This situation is well illustrated in a recent blog 5 Reasons You’re Over-Thinking Your Leadership Decisions. It surmises that CEOs complete nearly 140 tasks in any given week. If the data is correct, the average CEO spends 10.5 hours per week on the “easier” tasks (those requiring 9 minutes or less) and about 17 hours on the more difficult tasks that require 1 hour or more of thought. That leaves about 13 hours (based on a 40-hour work week) to complete the remaining 25 tasks. That doesn’t leave much time for other kinds of leadership activities. Relationship building, strategy and, well, leadership.
As a result of all of this, it seems to me that CEOs need a strong focus on improving critical thinking, analytical skills and decision-making competencies. And these same CEOs need to surround themselves with people who are also committed to developing the highest level skills in the same disciplines. Then the CEO has to make the further commitment to professional development in these areas for himself or herself and the rest of the professional staff. It is this kind of continuous learning that is needed to enhance the competencies of all professionals and help us keep pace with the ever-changing environment around us.

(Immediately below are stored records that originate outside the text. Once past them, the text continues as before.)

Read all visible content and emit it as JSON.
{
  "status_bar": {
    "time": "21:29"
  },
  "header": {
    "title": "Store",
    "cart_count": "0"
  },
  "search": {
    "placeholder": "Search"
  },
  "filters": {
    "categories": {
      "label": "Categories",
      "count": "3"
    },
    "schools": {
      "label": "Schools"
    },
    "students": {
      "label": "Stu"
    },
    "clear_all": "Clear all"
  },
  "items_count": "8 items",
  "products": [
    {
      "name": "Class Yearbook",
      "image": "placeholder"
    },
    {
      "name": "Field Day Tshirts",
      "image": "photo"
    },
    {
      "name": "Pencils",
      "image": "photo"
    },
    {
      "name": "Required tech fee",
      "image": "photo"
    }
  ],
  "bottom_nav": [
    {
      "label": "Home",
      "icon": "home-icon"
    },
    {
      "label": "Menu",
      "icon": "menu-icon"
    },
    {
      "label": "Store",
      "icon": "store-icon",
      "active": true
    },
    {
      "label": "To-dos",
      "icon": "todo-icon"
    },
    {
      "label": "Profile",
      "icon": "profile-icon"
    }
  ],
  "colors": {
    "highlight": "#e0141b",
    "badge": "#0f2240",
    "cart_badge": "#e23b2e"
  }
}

So it’s time that the corner office gets serious about knowledge capability (knowledge management) for both the CEO and those who provide the most valuable input to the CEO. Everyone who contributes to the strategy development, planning and leadership of an organization. There is no need taking an hour to think about this decision. This one is a no-brainer. Things are not going to get any easier. So assess your knowledge capability and that of your key staff, and get started on advancing your competencies before complexity gets the best of you.